That may be true for Cuomo and de Blasio, who dragged their feet, not to mention Donald Trump. But it is not true for Breed.
Public-health officials in San Francisco began monitoring the coronavirus outbreak around the holidays in December, Mary Ellen Carroll, who runs the city’s Department of Emergency Management, told me. By late January, Breed had activated San Francisco’s emergency-operations center in preparation for an outbreak—the first such move in any major city in the country. The mayor has since relocated the command post to the Moscone Center, a sprawling complex where top city officials can work in-person while social distancing. Everyone, including Breed, wears a mask when they meet, Carroll said.
Breed told me that what got her attention early on was the ghastly photographs and footage coming out of Wuhan, China, showing the region’s hospitals overrun by coronavirus patients. “A picture’s worth a thousand words—seeing the images of what could potentially happen and then hearing your doctors tell you that we may not have the capacity to handle this situation,” the mayor said, recalling a briefing during which her advisers laid out the possibilities for a similar scenario in stark detail. “We have tons of hospitals in San Francisco. What do you mean we don’t have the capacity to handle an outbreak of this capacity?” Breed recalled thinking. “That’s when I was just like, Oh my goodness, this is serious.
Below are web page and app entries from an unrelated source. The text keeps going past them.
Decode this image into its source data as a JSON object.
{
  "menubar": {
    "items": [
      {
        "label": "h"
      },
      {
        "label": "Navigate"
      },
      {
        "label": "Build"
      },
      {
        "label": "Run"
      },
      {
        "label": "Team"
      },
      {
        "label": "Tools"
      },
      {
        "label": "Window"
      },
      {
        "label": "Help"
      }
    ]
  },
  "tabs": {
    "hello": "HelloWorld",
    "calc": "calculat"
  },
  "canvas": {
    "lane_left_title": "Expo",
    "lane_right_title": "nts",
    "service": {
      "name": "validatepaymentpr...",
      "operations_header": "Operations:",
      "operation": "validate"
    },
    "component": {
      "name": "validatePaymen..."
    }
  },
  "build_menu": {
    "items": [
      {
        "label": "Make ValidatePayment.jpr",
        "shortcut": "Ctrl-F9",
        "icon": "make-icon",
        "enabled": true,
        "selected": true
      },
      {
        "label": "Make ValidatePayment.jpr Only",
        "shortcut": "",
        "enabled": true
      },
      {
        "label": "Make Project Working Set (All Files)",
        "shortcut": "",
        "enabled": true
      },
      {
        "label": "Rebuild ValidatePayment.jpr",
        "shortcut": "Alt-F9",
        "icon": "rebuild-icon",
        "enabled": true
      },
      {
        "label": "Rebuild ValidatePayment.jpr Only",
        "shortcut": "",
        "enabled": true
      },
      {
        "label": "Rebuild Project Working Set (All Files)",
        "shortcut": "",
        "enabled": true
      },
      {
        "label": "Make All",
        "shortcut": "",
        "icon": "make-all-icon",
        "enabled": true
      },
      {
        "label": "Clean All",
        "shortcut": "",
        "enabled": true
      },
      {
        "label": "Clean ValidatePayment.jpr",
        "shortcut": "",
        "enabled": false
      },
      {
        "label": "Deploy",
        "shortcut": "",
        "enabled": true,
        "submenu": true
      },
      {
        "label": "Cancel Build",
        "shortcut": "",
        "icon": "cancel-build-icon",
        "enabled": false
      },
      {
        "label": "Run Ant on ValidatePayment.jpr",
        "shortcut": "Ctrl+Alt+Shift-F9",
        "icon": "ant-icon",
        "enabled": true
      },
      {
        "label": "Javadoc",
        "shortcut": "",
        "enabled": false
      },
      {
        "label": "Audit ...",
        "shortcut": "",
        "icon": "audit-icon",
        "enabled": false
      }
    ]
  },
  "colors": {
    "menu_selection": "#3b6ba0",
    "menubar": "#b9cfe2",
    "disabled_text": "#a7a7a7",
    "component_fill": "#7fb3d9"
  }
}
And we need to basically sound the alarm in a way that helps us to get ready.”